The reasons given for shelving DCCs are not very credible and don’t hold water. Reportedly, Council needs to receive an infrastructure assessment report. Give us a break! Taxpayers have already paid for about a dozen engineering consultants report dealing with the infrastructure needed to support development and its costs.
The expert consultant who prepared the DCC report more than two years ago was able to use existing infrastructure reports to list over twenty projects to be included in DCCs, so why the need to delay for yet another infrastructure report?
Another reason given is that council needs to receive the 2011 – 2015 Financial Plan. Since DCCs are based on a twenty-year period, why is it necessary delay dealing with DCCs until the 2011 – 2015 financial plan bylaw is received? Logically, capital projects identified in the 20-year DCC capital project list should flow into the five year plan, not the other way around. This excuse doesn’t make any sense!
DCCs are based on a projected rate of growth over a 20-year time frame and should not be unduly influenced by swings in the economy and housing market. Although there may be a downturn now, this should not be an excuse for not resolving DCCs. Each new unit built means that more taxes will be needed in the future to pay for the required infrastructure. This means essentially a taxpayer subsidy of about $10,479 for a single-family dwelling, for example. That’s the difference between the amount recommended by the expert consultant two years ago ($13,779), and the current amount paid, established by the previous council ($3300).

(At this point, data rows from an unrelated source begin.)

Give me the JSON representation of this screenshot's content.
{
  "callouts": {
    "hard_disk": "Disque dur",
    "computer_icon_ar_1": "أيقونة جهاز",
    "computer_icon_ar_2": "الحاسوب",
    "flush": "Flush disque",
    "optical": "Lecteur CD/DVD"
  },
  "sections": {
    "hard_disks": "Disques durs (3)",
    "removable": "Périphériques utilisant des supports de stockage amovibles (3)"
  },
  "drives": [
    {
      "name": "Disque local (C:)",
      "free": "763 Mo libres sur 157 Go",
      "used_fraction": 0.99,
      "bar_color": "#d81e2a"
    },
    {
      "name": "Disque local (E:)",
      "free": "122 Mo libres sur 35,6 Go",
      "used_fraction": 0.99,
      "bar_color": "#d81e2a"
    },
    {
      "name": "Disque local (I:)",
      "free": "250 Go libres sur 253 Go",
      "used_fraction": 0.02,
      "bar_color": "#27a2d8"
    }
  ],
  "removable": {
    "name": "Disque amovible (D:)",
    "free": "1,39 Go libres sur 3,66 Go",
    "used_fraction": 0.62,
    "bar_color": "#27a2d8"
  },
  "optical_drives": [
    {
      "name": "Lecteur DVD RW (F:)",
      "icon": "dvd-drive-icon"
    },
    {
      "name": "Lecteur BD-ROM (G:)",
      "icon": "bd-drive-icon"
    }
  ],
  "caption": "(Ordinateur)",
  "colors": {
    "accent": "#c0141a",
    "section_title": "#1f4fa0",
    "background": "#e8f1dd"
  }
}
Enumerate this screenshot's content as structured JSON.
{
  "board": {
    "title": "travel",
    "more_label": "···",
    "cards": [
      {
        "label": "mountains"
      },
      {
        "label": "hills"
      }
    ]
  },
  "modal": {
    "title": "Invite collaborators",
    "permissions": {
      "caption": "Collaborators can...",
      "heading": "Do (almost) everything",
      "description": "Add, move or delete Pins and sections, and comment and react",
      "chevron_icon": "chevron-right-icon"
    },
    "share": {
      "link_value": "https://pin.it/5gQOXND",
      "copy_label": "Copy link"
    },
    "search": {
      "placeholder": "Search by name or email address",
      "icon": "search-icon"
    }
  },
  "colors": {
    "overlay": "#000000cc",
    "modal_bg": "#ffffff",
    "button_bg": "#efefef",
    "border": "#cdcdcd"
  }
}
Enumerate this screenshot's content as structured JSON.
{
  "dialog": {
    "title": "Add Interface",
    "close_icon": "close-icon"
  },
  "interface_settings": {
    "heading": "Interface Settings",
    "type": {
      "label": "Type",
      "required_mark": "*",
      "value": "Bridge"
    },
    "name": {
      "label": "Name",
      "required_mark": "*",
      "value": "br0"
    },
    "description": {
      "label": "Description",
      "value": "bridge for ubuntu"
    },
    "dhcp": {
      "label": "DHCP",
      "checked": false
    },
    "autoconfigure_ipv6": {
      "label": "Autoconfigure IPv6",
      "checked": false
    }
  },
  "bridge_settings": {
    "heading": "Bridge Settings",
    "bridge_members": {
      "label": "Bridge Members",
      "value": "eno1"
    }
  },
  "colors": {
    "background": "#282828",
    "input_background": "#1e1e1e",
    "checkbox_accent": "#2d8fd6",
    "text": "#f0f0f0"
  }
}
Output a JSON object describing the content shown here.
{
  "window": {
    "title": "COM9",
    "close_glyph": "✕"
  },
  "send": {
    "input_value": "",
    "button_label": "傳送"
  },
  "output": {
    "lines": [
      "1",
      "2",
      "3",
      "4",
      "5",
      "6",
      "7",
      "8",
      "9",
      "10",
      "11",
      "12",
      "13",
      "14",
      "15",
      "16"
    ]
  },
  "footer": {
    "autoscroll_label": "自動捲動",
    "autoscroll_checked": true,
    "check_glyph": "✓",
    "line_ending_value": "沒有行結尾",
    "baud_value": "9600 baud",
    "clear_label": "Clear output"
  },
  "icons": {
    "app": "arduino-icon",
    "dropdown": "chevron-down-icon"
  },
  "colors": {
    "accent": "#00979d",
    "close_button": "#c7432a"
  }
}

The Mayor reportedly talks about balancing the needs of taxpayers and opening the city to a climate of pro-development. Delaying the DCC issue does nothing for the taxpayer except lead to an increase in taxes to subsidize development infrastructure. It also means that the situation is unclear for prospective developers since someone has to pay for the $7 million infrastructure projects identified in the two year old report. That amount does not include capital needed to upgrade the regional sewage system…yet another issue that’s been put ‘on the shelf’!
Uncertainty doesn’t lead to a climate of pro-development.
The DCC issue is long overdue for resolution. It’s been a contentious issue for over five years. It’s two years since the expert consultant’s report recommending significant increases in DCCs. It’s over a year since there was a public meeting. Delaying action for yet another year and adding DCCs to the growing list of unresolved issues is unacceptable and doesn’t help anyone, neither taxpayers nor developers.